Thank you, Mr Speaker; I am indeed very close to Lichfield cathedral, and the dean of Lichfield cathedral is the chairman of the Association of English Cathedrals. We are all delighted that we are going to have services this year and he has sent me a question, and I am going to read it, because he only lives a few doors down, and I have given my hon. Friend prior notice of the question. The dean asks, “What additional support can be given to cathedrals in the first quarter of 2021 to ensure they remain open and responsive to public need?”
I thank my hon. Friend for his question, and I will be leaving these questions to go into a governors meeting of the Church Commissioners, so I will pass that on very directly. I can tell him that Lichfield cathedral has received £140,000 from the national lottery heritage emergency fund, but I know it needs extra funding for urgent building projects, including a buttress that is causing structural concern. I can also tell him that conversations with the Department for Digital, Culture, Media and Sport and the Treasury about the Government’s own Taylor review of church and cathedral building sustainability are ongoing.
With reference to the publication of the November 2020 Church of England report entitled “Living in Love and Faith”, what steps the Church is taking to encourage parishes to discuss sexuality and methods of supporting their own LGBT communities. (909357)

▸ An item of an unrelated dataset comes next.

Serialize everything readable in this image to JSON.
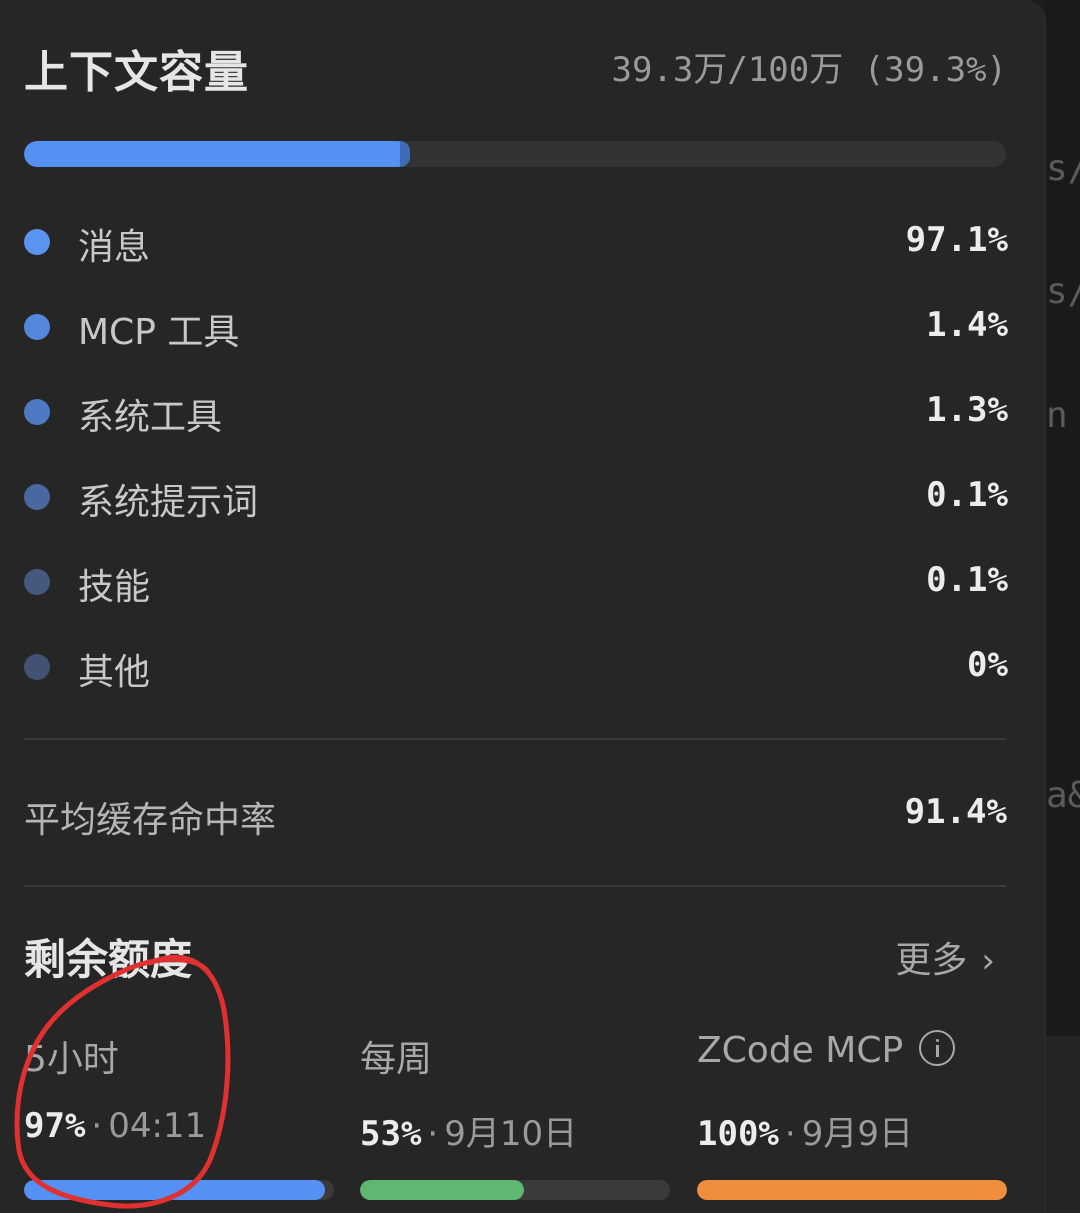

The “Living in Love and Faith” report is a teaching and learning resource for the Church on marriage, sexuality and relationships. We hope it will enable parishes to learn together over the next year as we engage graciously, respectfully and compassionately with each other.
The Church recognises that we are all created in the image of God and should all be treated with dignity, which is why we have also created an anti-racism taskforce. With “Living in Love and Faith”, we will move towards a period of discernment and decision making in 2022, and we want to ensure that differences of view are expressed courteously and kindly—something we could do rather better on in this Chamber from time to time.

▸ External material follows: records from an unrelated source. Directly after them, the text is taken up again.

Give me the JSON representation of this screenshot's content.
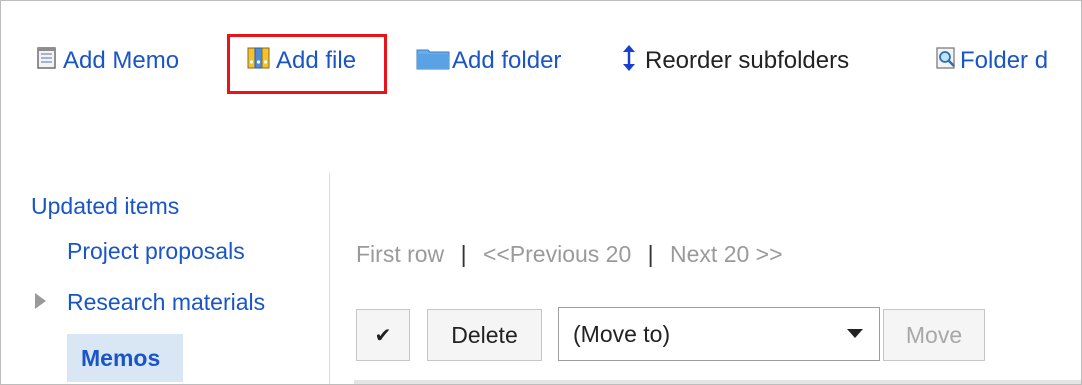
{
  "toolbar": {
    "add_memo": "Add Memo",
    "add_file": "Add file",
    "add_folder": "Add folder",
    "reorder_subfolders": "Reorder subfolders",
    "folder_details": "Folder d"
  },
  "highlight_color": "#e8141c",
  "sidebar": {
    "updated_items": "Updated items",
    "items": [
      {
        "label": "Project proposals"
      },
      {
        "label": "Research materials"
      },
      {
        "label": "Memos"
      }
    ]
  },
  "pager": {
    "first_row": "First row",
    "separator": "|",
    "previous": "<<Previous 20",
    "next": "Next 20 >>"
  },
  "actions": {
    "check_symbol": "✔",
    "delete_label": "Delete",
    "move_select_value": "(Move to)",
    "move_label": "Move"
  },
  "icons": [
    "memo-icon",
    "file-icon",
    "folder-icon",
    "reorder-icon",
    "folder-detail-icon",
    "collapsed-triangle-icon",
    "dropdown-arrow-icon"
  ]
}
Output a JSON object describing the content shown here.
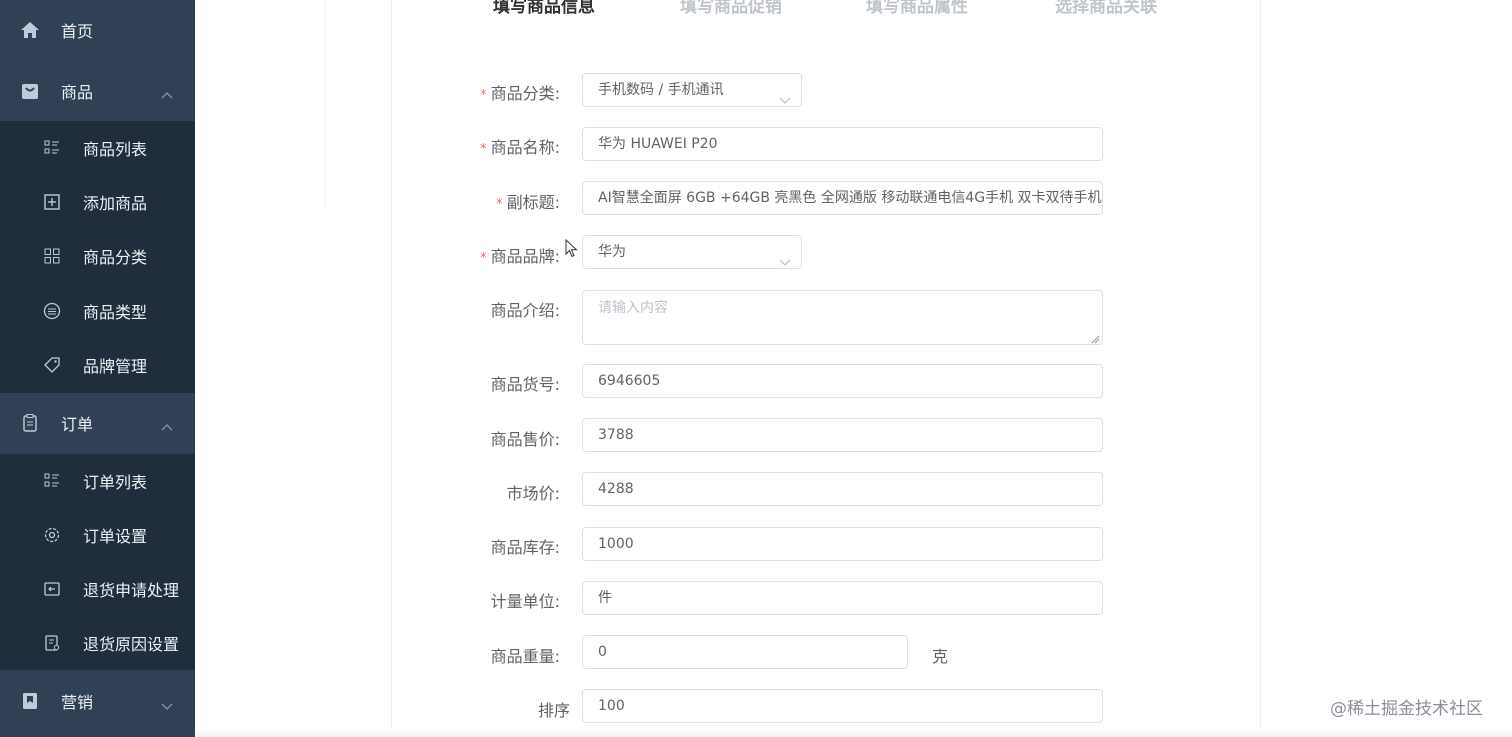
{
  "sidebar": {
    "home": "首页",
    "goods": "商品",
    "goods_items": [
      "商品列表",
      "添加商品",
      "商品分类",
      "商品类型",
      "品牌管理"
    ],
    "order": "订单",
    "order_items": [
      "订单列表",
      "订单设置",
      "退货申请处理",
      "退货原因设置"
    ],
    "marketing": "营销"
  },
  "steps": [
    "填写商品信息",
    "填写商品促销",
    "填写商品属性",
    "选择商品关联"
  ],
  "form": {
    "category": {
      "label": "商品分类:",
      "value": "手机数码 / 手机通讯"
    },
    "name": {
      "label": "商品名称:",
      "value": "华为 HUAWEI P20"
    },
    "subtitle": {
      "label": "副标题:",
      "value": "AI智慧全面屏 6GB +64GB 亮黑色 全网通版 移动联通电信4G手机 双卡双待手机"
    },
    "brand": {
      "label": "商品品牌:",
      "value": "华为"
    },
    "intro": {
      "label": "商品介绍:",
      "placeholder": "请输入内容"
    },
    "sn": {
      "label": "商品货号:",
      "value": "6946605"
    },
    "price": {
      "label": "商品售价:",
      "value": "3788"
    },
    "market_price": {
      "label": "市场价:",
      "value": "4288"
    },
    "stock": {
      "label": "商品库存:",
      "value": "1000"
    },
    "unit": {
      "label": "计量单位:",
      "value": "件"
    },
    "weight": {
      "label": "商品重量:",
      "value": "0",
      "unit": "克"
    },
    "sort": {
      "label": "排序",
      "value": "100"
    }
  },
  "watermark": "@稀土掘金技术社区",
  "colors": {
    "sidebar_bg": "#304156",
    "submenu_bg": "#1f2d3d",
    "required": "#f56c6c"
  }
}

The Anglican communion is supporting yesterday’s White Ribbon Day, the United Nations day for the eradication of all forms of violence against women and girls, with 16 days of online panel discussions and social media campaigns to spot and eradicate gender-based violence. The resources are available in seven languages in over 165 countries, and this is as essential for economic development as it is for the promotion of fundamental human dignity.
I welcome the hon. Gentleman’s and Church Commissioners’ support for the International Day for the Elimination of Violence against Women. Sexual violence in conflict remains far too common a tactic of warfare. Can the Church Commissioners report on the steps being taken by the Anglican communion to stop the dreadful stigmatisation of survivors of sexual violence in conflict and the important role that the Church can play around the world?

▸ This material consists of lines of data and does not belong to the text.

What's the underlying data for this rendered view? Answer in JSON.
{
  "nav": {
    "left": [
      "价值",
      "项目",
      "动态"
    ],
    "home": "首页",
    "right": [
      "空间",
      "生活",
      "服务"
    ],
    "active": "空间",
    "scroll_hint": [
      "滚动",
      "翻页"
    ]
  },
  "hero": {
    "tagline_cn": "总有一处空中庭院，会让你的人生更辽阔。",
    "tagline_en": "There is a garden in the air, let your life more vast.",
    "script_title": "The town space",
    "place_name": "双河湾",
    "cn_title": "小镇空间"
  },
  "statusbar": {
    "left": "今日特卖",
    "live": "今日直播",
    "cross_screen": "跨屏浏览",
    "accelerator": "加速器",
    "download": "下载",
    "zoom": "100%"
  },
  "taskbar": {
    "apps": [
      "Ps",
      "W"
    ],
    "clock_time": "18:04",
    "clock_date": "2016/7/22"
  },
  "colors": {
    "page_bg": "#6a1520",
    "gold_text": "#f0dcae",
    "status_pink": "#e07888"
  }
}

The hon. Lady is absolutely right to raise this completely horrific practice. I can tell her that the Bishop of Gloucester has led discussions with Ministers about the role of faith communities, which are often the first point of call for people in need. Parishes are often willing to scale up support for people suffering from gender-based violence and domestic abuse. It is important that there is a level playing field for all providers of support and advice services, including church ones. That is what we are doing in the UK, but I take her point about the global nature of this issue and the important role that the Anglican communion has in engaging with it.